The Science Process

Interested in how ANDRILL found where to drill and why? See how the science process takes place in today’s world.

observe 1: OBSERVE
Scientists around the world begin by simply looking at the world around them and watching. Scientists are interested in cause and effect. Why are there rainbows after a storm? Why is it windy outside? Where does water go when it rains?
By observing the world, we ask more and more questions about how things work, and why things happen the way they do.
As scientists, we can attempt to find some new understandings of the patterns of our world.
Science is not an attempt to provide hard, absolute facts. It is an ambitious attempt to understand things better, and to use our understandings to benefit our environment.

question 2: QUESTION
As you observe the world around you, what questions do you have?
Ask a question that you are interested in. Ask specific questions.
Choose a question that can be answered experimentally with measurable results. The question What is chlorosis? can be answered by reading about chlorosis (loss of green color in plants) in a science book. It cannot be answered by experimenting or observing something that is yet unknown.
Limit your question. The question What effect does light have on the production of pigment in plants? is not specific enough. What kind of light? What specific pigment? The question What effect does duration of sunlight have on chlorosis? is specific and has a measurable result.

hypothesize 3: HYPOTHESIZE
After scientists ask a question, they begin to put together hypotheses, or theories. These are educated guesses about what the answer to the question might be.
A good hypothesis is based off of research that has already been performed by other scientists interested in similar questions.
It is a highly probably, well-tested explanation, usually encompassing a large collection of observations.
To make your hypothesis, start with a statement that begins with "I think that... because..." Use information that you have collected in your observations.

Learn more about the subject of your question. Become the expert. The ANDRILL team has to face many challenges when finding ways to answer their questions. Antarctica is a large continent covered in ice. So when they decided that Antarctica was the best place to find answers to their questions, they had to research the best place to drill in Antarctica, and how to get through ice shelves and water, drill through the sediment, and bring up the core.
To find the best location to drill, the ANDRILL team conducted seismic surveys in the fall-winter of 2005 (spring-summer in Southern Hemisphere, including Antarctica).

proposal 5: PROPOSAL
To conduct research, scientists need to gain support for their ideas.
Large projects like ANDRILL require large amounts of money for travel, salary, equipment, and lodging. Antarctica presents many unique challenges that can be quite expensive to overcome.
To address these challenges, scientists need to convince science organizations like the National Science Foundation to support their research.
This also allows other scientists to hear about the research project and become involved. This way, many different people from different backgrounds can provide unique insights to the research project.

explore 6: CONDUCT

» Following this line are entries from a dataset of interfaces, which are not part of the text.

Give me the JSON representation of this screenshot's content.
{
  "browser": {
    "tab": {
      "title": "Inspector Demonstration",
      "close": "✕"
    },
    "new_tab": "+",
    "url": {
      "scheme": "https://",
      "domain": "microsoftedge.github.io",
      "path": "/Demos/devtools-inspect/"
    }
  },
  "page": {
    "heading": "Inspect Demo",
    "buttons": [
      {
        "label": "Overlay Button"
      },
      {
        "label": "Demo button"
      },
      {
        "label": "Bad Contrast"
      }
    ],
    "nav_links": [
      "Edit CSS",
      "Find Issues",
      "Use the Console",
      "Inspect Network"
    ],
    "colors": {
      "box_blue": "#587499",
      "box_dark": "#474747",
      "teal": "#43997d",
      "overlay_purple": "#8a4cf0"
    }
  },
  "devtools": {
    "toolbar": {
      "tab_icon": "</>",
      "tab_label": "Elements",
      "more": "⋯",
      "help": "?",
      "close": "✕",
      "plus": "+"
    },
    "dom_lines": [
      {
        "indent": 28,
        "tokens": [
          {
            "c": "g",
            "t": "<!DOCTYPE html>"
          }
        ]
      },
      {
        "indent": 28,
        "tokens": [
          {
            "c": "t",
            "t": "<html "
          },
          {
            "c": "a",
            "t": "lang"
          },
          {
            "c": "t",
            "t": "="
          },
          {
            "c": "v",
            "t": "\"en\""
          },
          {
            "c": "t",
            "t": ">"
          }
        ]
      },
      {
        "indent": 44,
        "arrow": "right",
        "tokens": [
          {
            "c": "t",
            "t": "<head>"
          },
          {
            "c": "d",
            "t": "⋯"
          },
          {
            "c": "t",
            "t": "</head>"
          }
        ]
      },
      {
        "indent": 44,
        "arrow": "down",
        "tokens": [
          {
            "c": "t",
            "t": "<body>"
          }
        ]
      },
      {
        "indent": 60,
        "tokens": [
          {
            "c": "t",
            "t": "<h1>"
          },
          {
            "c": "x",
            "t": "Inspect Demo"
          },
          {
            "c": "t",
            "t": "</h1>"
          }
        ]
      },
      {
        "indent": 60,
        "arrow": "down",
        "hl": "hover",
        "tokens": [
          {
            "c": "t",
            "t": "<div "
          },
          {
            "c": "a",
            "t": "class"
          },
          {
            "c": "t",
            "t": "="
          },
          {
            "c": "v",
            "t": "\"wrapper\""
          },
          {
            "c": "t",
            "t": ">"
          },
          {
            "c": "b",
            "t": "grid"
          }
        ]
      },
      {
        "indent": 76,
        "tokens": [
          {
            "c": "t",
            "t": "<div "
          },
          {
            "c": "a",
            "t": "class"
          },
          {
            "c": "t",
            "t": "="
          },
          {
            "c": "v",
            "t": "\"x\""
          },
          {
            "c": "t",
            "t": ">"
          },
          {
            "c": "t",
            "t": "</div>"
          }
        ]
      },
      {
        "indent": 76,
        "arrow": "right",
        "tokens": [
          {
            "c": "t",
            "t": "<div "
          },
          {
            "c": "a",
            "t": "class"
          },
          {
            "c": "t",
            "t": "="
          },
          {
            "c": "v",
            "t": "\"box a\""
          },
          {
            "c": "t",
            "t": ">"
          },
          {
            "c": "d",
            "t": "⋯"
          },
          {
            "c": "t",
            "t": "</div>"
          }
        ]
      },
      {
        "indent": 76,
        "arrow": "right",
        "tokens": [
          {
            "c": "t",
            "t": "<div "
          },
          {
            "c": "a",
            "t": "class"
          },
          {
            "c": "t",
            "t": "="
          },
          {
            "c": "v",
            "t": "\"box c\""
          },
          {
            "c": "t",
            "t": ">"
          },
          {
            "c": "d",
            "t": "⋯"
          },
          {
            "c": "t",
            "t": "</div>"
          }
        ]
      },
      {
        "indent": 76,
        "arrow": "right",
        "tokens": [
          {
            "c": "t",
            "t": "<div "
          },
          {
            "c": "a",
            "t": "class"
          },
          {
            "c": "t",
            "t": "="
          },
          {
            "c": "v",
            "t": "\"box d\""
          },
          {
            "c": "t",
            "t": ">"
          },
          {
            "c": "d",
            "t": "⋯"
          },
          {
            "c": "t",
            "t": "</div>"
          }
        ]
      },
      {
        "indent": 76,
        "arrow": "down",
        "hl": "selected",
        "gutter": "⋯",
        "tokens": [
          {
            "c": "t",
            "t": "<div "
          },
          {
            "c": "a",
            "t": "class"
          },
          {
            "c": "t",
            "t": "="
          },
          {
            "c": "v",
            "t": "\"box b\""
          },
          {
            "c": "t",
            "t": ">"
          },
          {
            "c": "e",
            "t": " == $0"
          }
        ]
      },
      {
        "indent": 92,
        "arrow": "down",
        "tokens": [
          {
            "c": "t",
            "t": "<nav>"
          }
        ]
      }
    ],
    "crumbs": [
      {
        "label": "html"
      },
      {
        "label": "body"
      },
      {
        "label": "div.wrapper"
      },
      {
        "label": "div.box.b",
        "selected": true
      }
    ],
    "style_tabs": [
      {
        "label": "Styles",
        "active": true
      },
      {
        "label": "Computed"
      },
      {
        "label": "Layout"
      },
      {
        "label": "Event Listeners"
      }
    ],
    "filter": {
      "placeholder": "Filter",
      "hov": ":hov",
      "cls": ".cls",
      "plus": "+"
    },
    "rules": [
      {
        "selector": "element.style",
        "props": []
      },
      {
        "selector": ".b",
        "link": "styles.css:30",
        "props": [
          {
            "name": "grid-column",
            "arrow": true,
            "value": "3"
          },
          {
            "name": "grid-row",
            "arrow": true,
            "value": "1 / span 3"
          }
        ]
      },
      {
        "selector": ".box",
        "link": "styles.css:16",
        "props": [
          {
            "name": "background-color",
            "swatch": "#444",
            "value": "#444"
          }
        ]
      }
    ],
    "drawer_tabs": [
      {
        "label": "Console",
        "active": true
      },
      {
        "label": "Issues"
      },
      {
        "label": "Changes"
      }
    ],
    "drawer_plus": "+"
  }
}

After you have observed, asked a question, hypothesized, found a way to answer your question, and proposed your research to those that can help you, it’s finally time to conduct your research!
This research can consist of an experiment. Experiments are meant to rule out certain hypotheses and provide evidence in support of others.
Science research can also consist of large amounts of data collection, like ANDRILL. ANDRILL is collecting meters of core from Antarctica. Scientists will use this large collection of data to work with scientific modelers.
These modelers will enter the ANDRILL data into their computer models and will be able to predict future global climate patterns.

discover 6: INTEGRATION

Scientists take the information they have gathered and use it to better understand the cause and effect relationships in the world around us. Scientific research is constantly changing and offering new ways of understanding these relationships.

© 2007-2009 by ANDRILL. This work is licensed under a Creative Commons Attribution-Noncommercial 3.0 United States License. Creative Commons License